The loose tarmac crunched as they drew away, and the old man listened to their quarrelling voices until the car swung around the corner and vanished. He stood there waiting, unable to return now to the sheer, comparative drudgery of hedge trimming. Seconds later a fresh commotion could be heard emanating from around that tantalising corner.
The woman’s voice: “Jeff will you please come here…”
The impresario’s voice: “Jeff I want you to listen to me. Are you listening to me? I want you to relax, you can hear only my voice now…”
“Please come here Jeff, come away from there, that’s somebody’s garden…”
“Jeff I’m going to count to three and tap your head and when I do…Ow! Dammit he bit me.”
“Good. Now for god’s sake will you break the stupid spell?”
“It’s not a spell, it’s a trance. Look at me, my finger’s bleeding!”
“Well you shouldn’t reach out to the top of his head; he’ll think you’re going to hurt him. You’re supposed to keep your hand below his jawline.”
The old man’s wife stepped out from the kitchen and set down a tray of juice on the wicker table by the back door. “Everything ok Robbie dear?” She asked.
He half-turned to face her, determined not to miss a single word from the fray, and silently beckoned her over. “What is it?” She whispered.
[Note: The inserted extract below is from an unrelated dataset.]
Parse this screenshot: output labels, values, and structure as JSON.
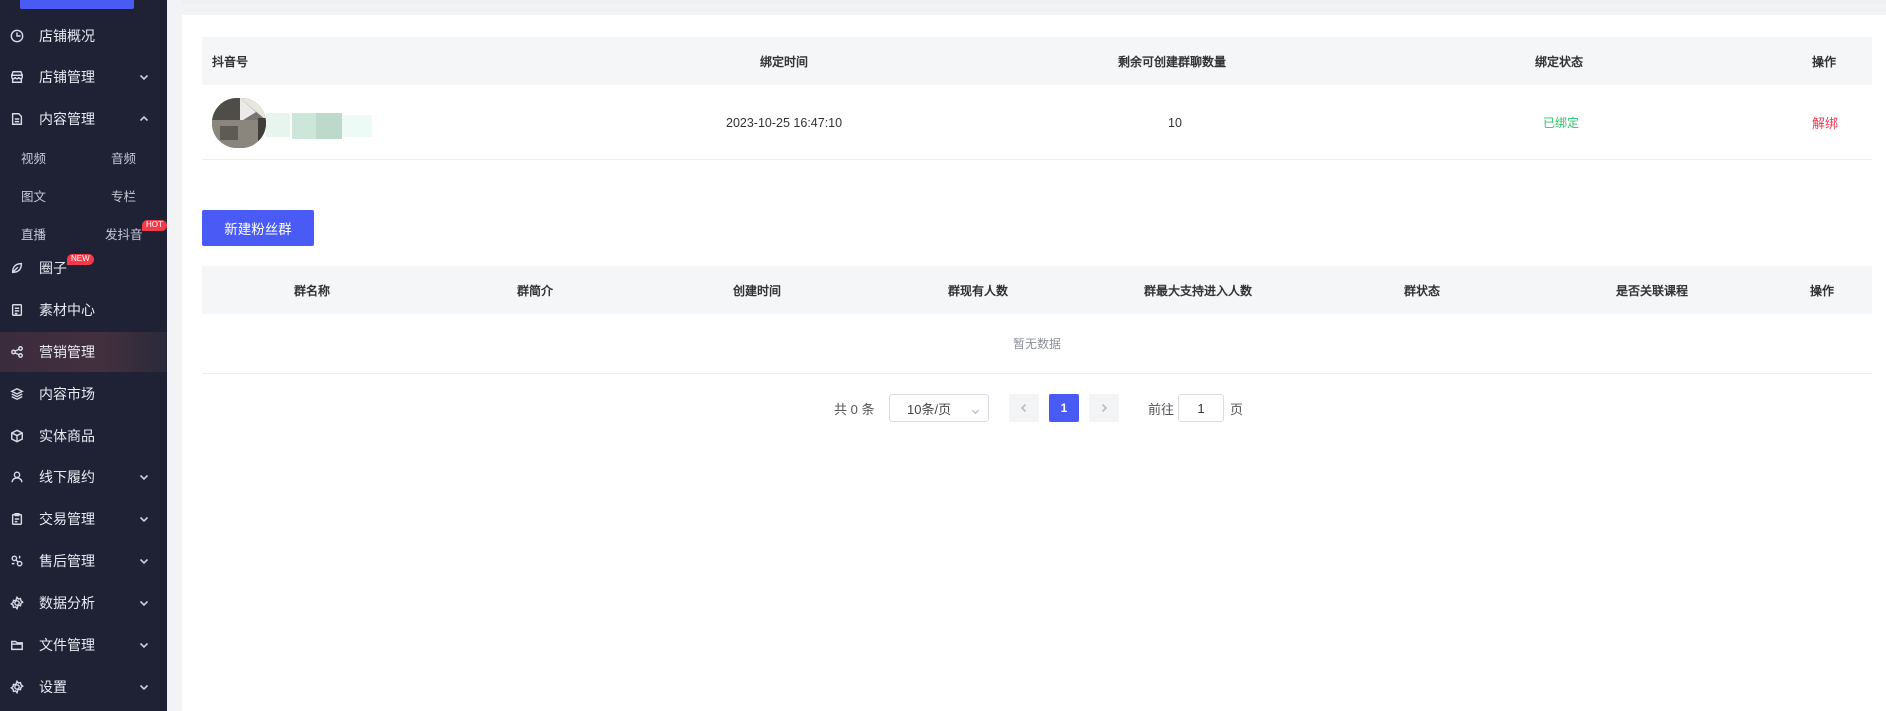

His eyes still on the corner, he leant toward her neck and whispered back: “We have got to get the dog warden out here Elsa, I mean it – we got to call him right now.”